Mortgage Products

What is a cash out refinance?

Couple considering a cash out refinance

If you have a significant amount of equity built up in your home and would like to convert that equity into money you can use, a cash out refinance may make sense for you. Here are some of the key things you should know about a cash out refinance.

What is a cash out refinance?

A cash out refinance is when you take out a new home loan for more money than what you owe on your current loan and receive the difference in cash. For example, if your home is worth $300,000 and you owe $200,000, you have $100,000 in equity. With cash out refinancing, you could receive a portion of this equity in cash. If you wanted to take out $40,000 in cash, this amount would be added to the principal of your new home loan. In this example, the principal on your new mortgage after the cash out refinance would be $240,000.

When is a cash out refinance a good option?

A cash out refinance may make sense in a few situations:

  • When you can use the equity in your home to consolidate other debt and reduce your total interest payments each month
  • When you are unable to get other financing for a large purchase or investment
  • When the cost of other financing is more expensive than the rate you can get on a cash-out refinancing

What can I use the cash for?

You are free to use the cash in just about any way you want. Many people use it to pay down high-interest credit card debt. Even though you’ll still owe the same amount of total debt when all is said and done, you can save a lot in monthly interest payments. In this situation, your new lender will most likely pay any of your previous lenders directly at the time of your closing.

Alternatively, some people use the cash for a major purchase or expense if financing is not available or is more expensive than the rate on a mortgage. In this situation, your lender may give you your cash directly to use at your discretion.

Other common reasons for cash out refinancing include:

  • Home improvement projects
  • Education expenses
  • Purchasing an investment property
  • Paying for emergency expenses
  • Vacations
  • Elder care

Be cautious about using cash-out refinancing or other long-term financing to pay for current or short-term expenses. For example, if you use a cash out refinance to pay for a car that you’ll keep for six years, the interest rate will often be much lower than the rate on a new car loan, but you could be paying back the loan for another 24 years. If you use a cash out refinance to pay back credit card debt, you’ll have more credit available on the card, but remember that you still owe the same total amount plus anything else you would need to finance your closing costs.

Use the cash out refinance calculator from Discover® Home Loans to see how much equity you can take out of your home and estimate how much you might be able to reduce your payments by consolidating your existing debt.

What are alternatives to a cash-out refinance?

If a cash-out refinance doesn’t work for your home’s equity, there are other options to borrow.
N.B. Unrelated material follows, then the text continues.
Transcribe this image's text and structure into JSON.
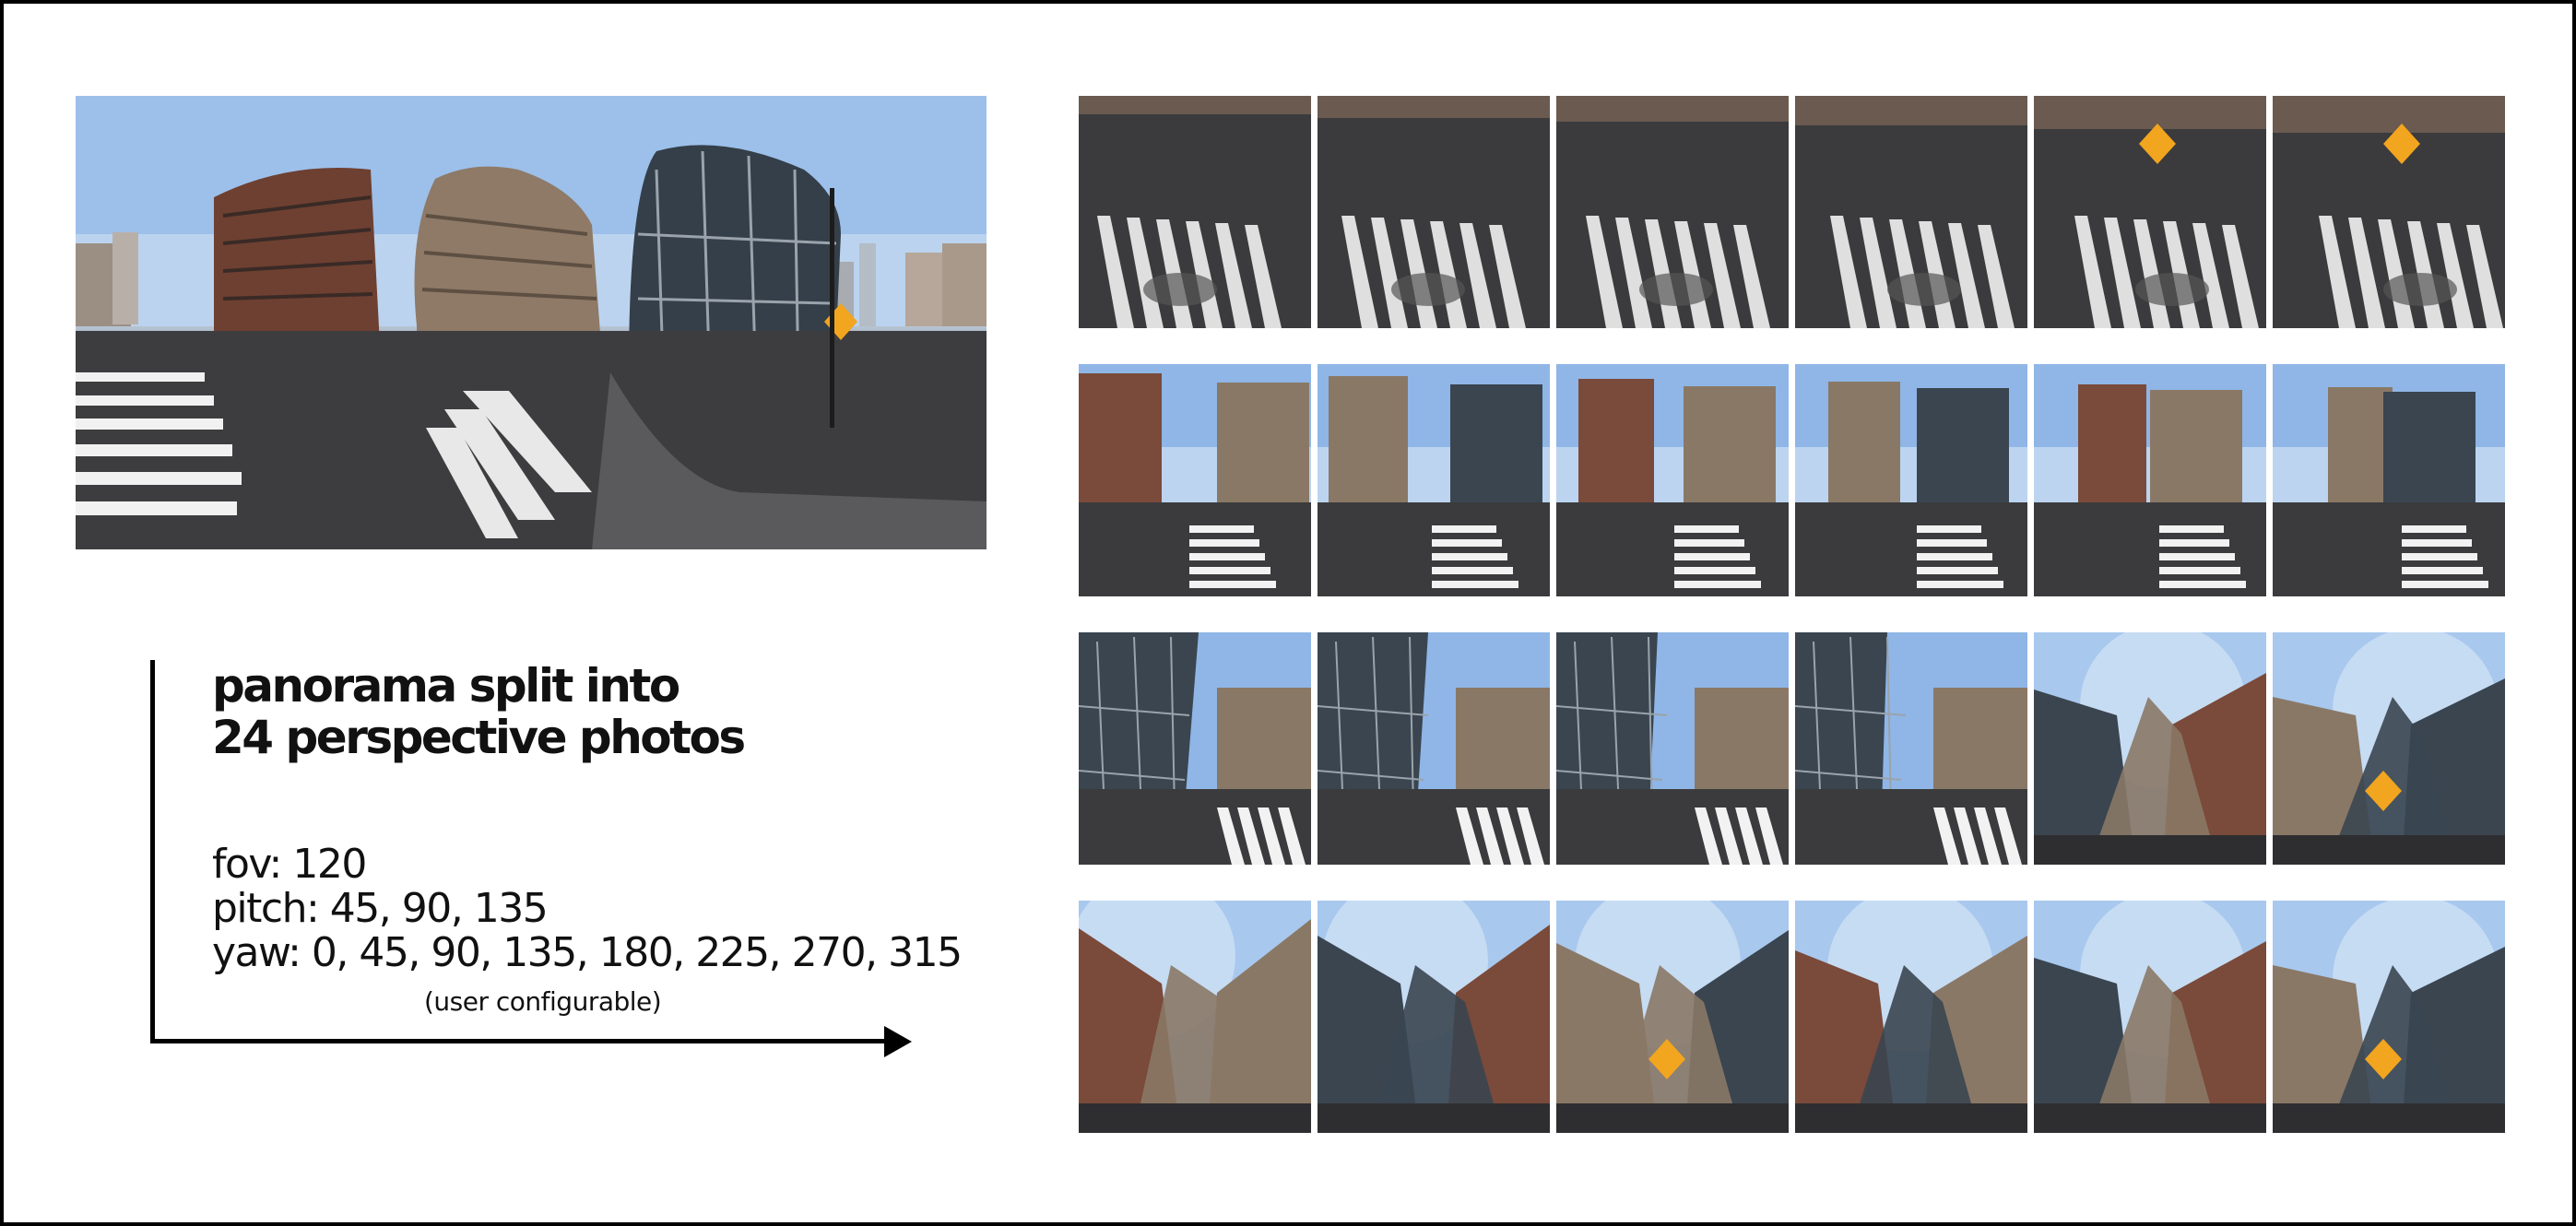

Use the loan amount calculator from Discover Home Loans to estimate how much you might be eligible for.

Home equity loan

Another option for accessing the equity you’ve built in your home is to take out a home equity loan. While a cash-out refinance replaces your current mortgage with new terms, a home equity loan can be an additional fixed rate loan.

Usually, a traditional cash-out refinance has closing costs that can amount to hundreds or even thousands of dollars. However, you may be able to avoid these costs with a home equity loan. Discover Home Loans offers a traditional home equity loan with zero application fees, zero origination fees, and zero costs at closing.

Home equity line of credit (HELOC)

Similar to a home equity loan, a home equity line of credit or HELOC more closely resembles revolving debt like a credit card.

Unlike a home equity loan that provides you with a lump sum when you are approved, a HELOC extends a line of credit from which you can withdraw funds as you need them. Any interest in the HELOC is based on the amount you withdraw, which can make it an attractive option for flexible withdrawals. Unlike a home equity loan, HELOCs typically use variable rates, which can fluctuate based on national economic factors. This can make your monthly payments change from month to month, which might make it more challenging to build a budget.

Personal loans

Personal loans use your credit rating to earn an unsecured loan. Given the security of home equity loans, most unsecured personal loans will have higher interest rates and lower borrowing limits.

Did you know?

The home equity you’ve earned
can be used in a multitude of


Start your application online

or give us a call.

  • Weekdays 8am–Midnight ET
  • Weekends 10am–6pm ET

Start your application online or give us a call.

  • Weekdays 8am–Midnight ET
  • Weekends 10am–6pm ET